▶ _Exercise inputs_
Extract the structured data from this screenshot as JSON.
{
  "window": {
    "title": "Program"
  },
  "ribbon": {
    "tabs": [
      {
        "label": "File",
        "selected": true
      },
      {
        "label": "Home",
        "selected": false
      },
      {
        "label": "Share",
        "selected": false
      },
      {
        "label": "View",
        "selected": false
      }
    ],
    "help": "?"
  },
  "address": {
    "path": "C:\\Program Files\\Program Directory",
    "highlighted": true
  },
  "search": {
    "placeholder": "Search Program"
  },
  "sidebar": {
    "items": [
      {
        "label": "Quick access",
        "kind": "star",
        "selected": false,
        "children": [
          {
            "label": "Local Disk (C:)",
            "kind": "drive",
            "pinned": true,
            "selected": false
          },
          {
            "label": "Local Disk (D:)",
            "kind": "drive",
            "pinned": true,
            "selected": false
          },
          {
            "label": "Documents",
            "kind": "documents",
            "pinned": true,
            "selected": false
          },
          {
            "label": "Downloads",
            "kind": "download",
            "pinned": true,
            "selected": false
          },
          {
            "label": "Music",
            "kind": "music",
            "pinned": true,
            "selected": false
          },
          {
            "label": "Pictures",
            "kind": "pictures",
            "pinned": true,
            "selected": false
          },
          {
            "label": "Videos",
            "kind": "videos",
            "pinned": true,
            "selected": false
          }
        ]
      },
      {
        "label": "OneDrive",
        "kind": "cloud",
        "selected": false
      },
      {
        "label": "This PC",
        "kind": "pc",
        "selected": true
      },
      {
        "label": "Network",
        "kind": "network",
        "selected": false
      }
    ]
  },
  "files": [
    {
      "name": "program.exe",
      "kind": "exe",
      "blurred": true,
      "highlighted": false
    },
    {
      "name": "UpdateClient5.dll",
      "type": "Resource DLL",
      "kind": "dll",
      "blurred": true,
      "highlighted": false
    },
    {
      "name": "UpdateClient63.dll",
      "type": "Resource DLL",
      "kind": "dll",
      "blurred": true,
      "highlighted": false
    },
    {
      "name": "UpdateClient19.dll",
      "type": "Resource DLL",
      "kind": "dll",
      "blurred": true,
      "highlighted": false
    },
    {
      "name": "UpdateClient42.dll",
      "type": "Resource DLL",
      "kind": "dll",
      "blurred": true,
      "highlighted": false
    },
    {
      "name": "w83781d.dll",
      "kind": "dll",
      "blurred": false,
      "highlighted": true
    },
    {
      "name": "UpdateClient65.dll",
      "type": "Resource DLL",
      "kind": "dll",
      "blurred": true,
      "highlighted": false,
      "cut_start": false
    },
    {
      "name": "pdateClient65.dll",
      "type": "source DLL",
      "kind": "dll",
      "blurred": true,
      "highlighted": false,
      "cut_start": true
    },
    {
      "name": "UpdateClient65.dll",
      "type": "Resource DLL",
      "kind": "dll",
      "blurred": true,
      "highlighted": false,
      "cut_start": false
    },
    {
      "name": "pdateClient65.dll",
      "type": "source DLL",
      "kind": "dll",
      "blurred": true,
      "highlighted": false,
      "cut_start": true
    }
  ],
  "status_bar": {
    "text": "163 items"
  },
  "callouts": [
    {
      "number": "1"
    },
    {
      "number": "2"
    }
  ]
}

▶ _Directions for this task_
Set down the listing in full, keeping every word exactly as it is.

▶ _Response_
Extract the structured data from this screenshot as JSON.
{
  "window": {
    "title": "Program"
  },
  "ribbon": {
    "tabs": [
      {
        "label": "File",
        "selected": true
      },
      {
        "label": "Home",
        "selected": false
      },
      {
        "label": "Share",
        "selected": false
      },
      {
        "label": "View",
        "selected": false
      }
    ],
    "help": "?"
  },
  "address": {
    "path": "C:\\Program Files\\Program Directory",
    "highlighted": true
  },
  "search": {
    "placeholder": "Search Program"
  },
  "sidebar": {
    "items": [
      {
        "label": "Quick access",
        "kind": "star",
        "selected": false,
        "children": [
          {
            "label": "Local Disk (C:)",
            "kind": "drive",
            "pinned": true,
            "selected": false
          },
          {
            "label": "Local Disk (D:)",
            "kind": "drive",
            "pinned": true,
            "selected": false
          },
          {
            "label": "Documents",
            "kind": "documents",
            "pinned": true,
            "selected": false
          },
          {
            "label": "Downloads",
            "kind": "download",
            "pinned": true,
            "selected": false
          },
          {
            "label": "Music",
            "kind": "music",
            "pinned": true,
            "selected": false
          },
          {
            "label": "Pictures",
            "kind": "pictures",
            "pinned": true,
            "selected": false
          },
          {
            "label": "Videos",
            "kind": "videos",
            "pinned": true,
            "selected": false
          }
        ]
      },
      {
        "label": "OneDrive",
        "kind": "cloud",
        "selected": false
      },
      {
        "label": "This PC",
        "kind": "pc",
        "selected": true
      },
      {
        "label": "Network",
        "kind": "network",
        "selected": false
      }
    ]
  },
  "files": [
    {
      "name": "program.exe",
      "kind": "exe",
      "blurred": true,
      "highlighted": false
    },
    {
      "name": "UpdateClient5.dll",
      "type": "Resource DLL",
      "kind": "dll",
      "blurred": true,
      "highlighted": false
    },
    {
      "name": "UpdateClient63.dll",
      "type": "Resource DLL",
      "kind": "dll",
      "blurred": true,
      "highlighted": false
    },
    {
      "name": "UpdateClient19.dll",
      "type": "Resource DLL",
      "kind": "dll",
      "blurred": true,
      "highlighted": false
    },
    {
      "name": "UpdateClient42.dll",
      "type": "Resource DLL",
      "kind": "dll",
      "blurred": true,
      "highlighted": false
    },
    {
      "name": "w83781d.dll",
      "kind": "dll",
      "blurred": false,
      "highlighted": true
    },
    {
      "name": "UpdateClient65.dll",
      "type": "Resource DLL",
      "kind": "dll",
      "blurred": true,
      "highlighted": false,
      "cut_start": false
    },
    {
      "name": "pdateClient65.dll",
      "type": "source DLL",
      "kind": "dll",
      "blurred": true,
      "highlighted": false,
      "cut_start": true
    },
    {
      "name": "UpdateClient65.dll",
      "type": "Resource DLL",
      "kind": "dll",
      "blurred": true,
      "highlighted": false,
      "cut_start": false
    },
    {
      "name": "pdateClient65.dll",
      "type": "source DLL",
      "kind": "dll",
      "blurred": true,
      "highlighted": false,
      "cut_start": true
    }
  ],
  "status_bar": {
    "text": "163 items"
  },
  "callouts": [
    {
      "number": "1"
    },
    {
      "number": "2"
    }
  ]
}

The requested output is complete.